In our research group, we leverage our inter-disciplinary experience in hardware design and systems security to investigate multiple facets of hardware security. Our three primary research tracks focus on:
1. How we can analyze the security of unique hardware characteristics to develop security protocols for computing devices,
2. How can we design security-aware processors and security architectures while keeping performance, functionality and usability at their best, and
3. How can we guarantee that such hardware designs and their implementations are indeed secure?
One technique to uniquely identify hardware is by using Physically Unclonable Functions (PUFs). These are cost-effective security primitives that work by extracting unique identifiers from physical characteristics of integrated circuits. Since their introduction two decades ago, PUFs have been heavily under scrutiny for their security properties. They have been shown vulnerable to various attacks ranging from physical attacks to remote software attacks. Within our group, we investigate the security of novel PUF constructions against sophisticated software-based modeling attacks that aim at breaking the PUF by leveraging state-of-the-art machine learning algorithms.

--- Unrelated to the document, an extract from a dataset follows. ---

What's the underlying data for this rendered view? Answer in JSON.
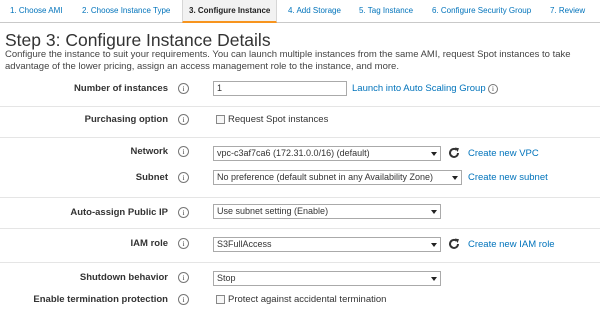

On a higher level of abstraction, recent attacks have shown how modern processor optimizations, such as caches and speculative execution, that were designed to boost performance, have been shown vulnerable to critical security exploits. In our research group, we research how to design and develop more secure, yet high-performance microarchitectural units. We also investigate how to incorporate these in trusted execution environments while providing end-users with the flexibility to choose the desired level of desired security and resulting performance.
Whether these hardware designs are indeed implemented securely and free of security-relevant implementation bugs remains another concern in hardware security. Through our seminal work with Hack@DAC for three years in a row, we have been investigating the efficacy and efficiency of state-of-the-art hardware security verification and testing techniques in detecting hardware implementation flaws in open-source complex processor designs. Our investigations have uncovered that existing techniques remain fundamentally limited in multiple ways. In our research group, we work on tackling these challenges and researching and developing new improved techniques.